Monday, 10 August 2020

Walking by the rivers.

 Back in June or early July I told you I was going to try and lose weight. It creeps on slowly so you don't really notice the extra pounds but once skirts and trousers start to feel tight it's time to do something about it. After all I'm not going to buy a larger size. John and I have always done a lot of walking and it is the perfect way to bring about a calorie deficit and so reduce weight. Plus the walking helps to tone the muscles, gets you out in the fresh air and makes you feel better.So far so good as I have now lost 7 pounds. Not a lot but the skirts are feeling comfortable again and I really enjoy the bird watching and flower spotting as we walk. Here follows a warning that this is a photo heavy post so grab a drink before reading further.

Last Thursday my car needed to have its annual service and the garage is a distance from home. Since neither of us wanted to use public transport we decided to plan a walk around the area near the garage. Here's a map of the walk taken from the Friends of the River Crane Environment web page. You can access it Here and find out more about the route

This walk takes in 3 rivers, The river Crane, the Duke of Northumberland's River and the River Thames. The whole route is 7 miles. The car goes to a garage in Twickenham to be serviced and from the garage we walked through the town to the station.
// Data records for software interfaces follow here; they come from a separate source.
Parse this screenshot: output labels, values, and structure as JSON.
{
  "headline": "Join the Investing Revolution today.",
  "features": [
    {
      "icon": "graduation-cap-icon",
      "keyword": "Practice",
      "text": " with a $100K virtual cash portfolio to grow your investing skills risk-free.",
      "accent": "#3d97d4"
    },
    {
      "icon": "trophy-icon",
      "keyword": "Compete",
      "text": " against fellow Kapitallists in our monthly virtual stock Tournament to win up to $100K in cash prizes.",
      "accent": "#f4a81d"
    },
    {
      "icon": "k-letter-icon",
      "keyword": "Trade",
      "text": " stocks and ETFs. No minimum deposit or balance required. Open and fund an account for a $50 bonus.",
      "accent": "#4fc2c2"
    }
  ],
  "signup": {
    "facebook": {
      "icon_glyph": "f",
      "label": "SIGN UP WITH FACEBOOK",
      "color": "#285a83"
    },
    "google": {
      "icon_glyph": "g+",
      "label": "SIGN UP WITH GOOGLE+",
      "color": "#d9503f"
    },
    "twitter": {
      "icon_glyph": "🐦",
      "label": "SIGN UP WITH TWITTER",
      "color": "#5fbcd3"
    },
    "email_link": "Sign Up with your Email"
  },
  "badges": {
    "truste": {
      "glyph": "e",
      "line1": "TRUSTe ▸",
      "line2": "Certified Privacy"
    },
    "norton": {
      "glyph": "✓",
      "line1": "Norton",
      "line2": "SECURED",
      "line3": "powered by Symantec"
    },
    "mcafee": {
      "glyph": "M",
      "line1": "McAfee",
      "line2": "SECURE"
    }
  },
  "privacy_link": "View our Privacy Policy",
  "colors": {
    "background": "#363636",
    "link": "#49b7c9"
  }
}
We didn't go into the station but walked over the railway bridge and turned left to follow the river Crane that runs next to the railway line. At the entrance to the walk there was a fountain. It would have been lovely to walk through the water as it was very hot on Thursday. 

We left the road behind us and entered a lovely nature area with carved benches and lots of flowers. The train bench was nearest the station.

Sweet peas that had escaped from one of the gardens.

The bird bench. We saw lots of small birds on our walk, including robins, blue tits, sparrows and gold finches.

We didn't see a green woodpecker on this walk, except carved on the bench but we do regularly see two of them when we walk around the cemetery local to us.

A little further on we found this sly fox having a rest on the bench.

There was also a fox carved into the end of a log lying by the side of the path

Queen Anne's Lace 


Lords and ladies.

To this point we had been walking along the River Crane and now we turned right to follow the Duke of Northumberland's river. This is an artificial river that was built to provide water to mills in Isleworth. We joined this river part way along and followed it into Isleworth where it empties into the river Thames. There were several Elder trees heavy with berries. Great to make Elder berry wine.

The large oak trees had a good supply of acorns which will keep the squirrels happy over the winter.

We passed Twickenham Stoop which is the home of Harlequins Rugby team and as we crossed the A 316 via the footbridge we had a good view of Twickenham stadium, the home of English rugby. The path later went along the back of the stadium.

The A 316 is a main route into London from the M3 motorway. It was very quiet but at rush hours or holidays can be very crowded.

Having crossed the main road we rejoined the river. We saw several young herons along the way.

In Isleworth we followed the river until it met the Thames. We passed the old alms houses., which seemed to be having a makeover. The plaque tells you about the area including the alms houses. When John and I got married we had our reception in Little Warkworth which is what the house was known as. It was being used as part of the nurse training school at the time but with a sloping lawn down to a lake was the perfect reception venue.

At the end of the river as it enters the Thames this plaque told us about the flour mill.

From here we followed the River Thames back to Twickenham. Low tide had recently happened and you can see how low it gets. The main flow of the Thames goes round the other side of Isleworth Ait, the island on the right of the picture. You can see people playing in the water

We walked passed the weir on the Thames.

In Richmond we looked across the Thames and could see The Star and Garter at the top of the hill. This used to be The Royal Star and Garter Home built between 1921 and 1924 to provide accommodation and nursing facilities for 180 seriously injured servicemen. It has now been turned into luxury accommodation.

Back in Twickenham we had a cold drink and I bought greengages to make jam. Both John and I love greengage jam but you don't see it sold very often and also you don't see greengages on sale very much. 

I'll have some sewing to share with you tomorrow as the fabric arrived for the Rainbow quilt.

Take care



  1. Lovely walk, and those carved wooden benches are so nice!

  2. What a lovely walk. I love seeing the countryside where you live.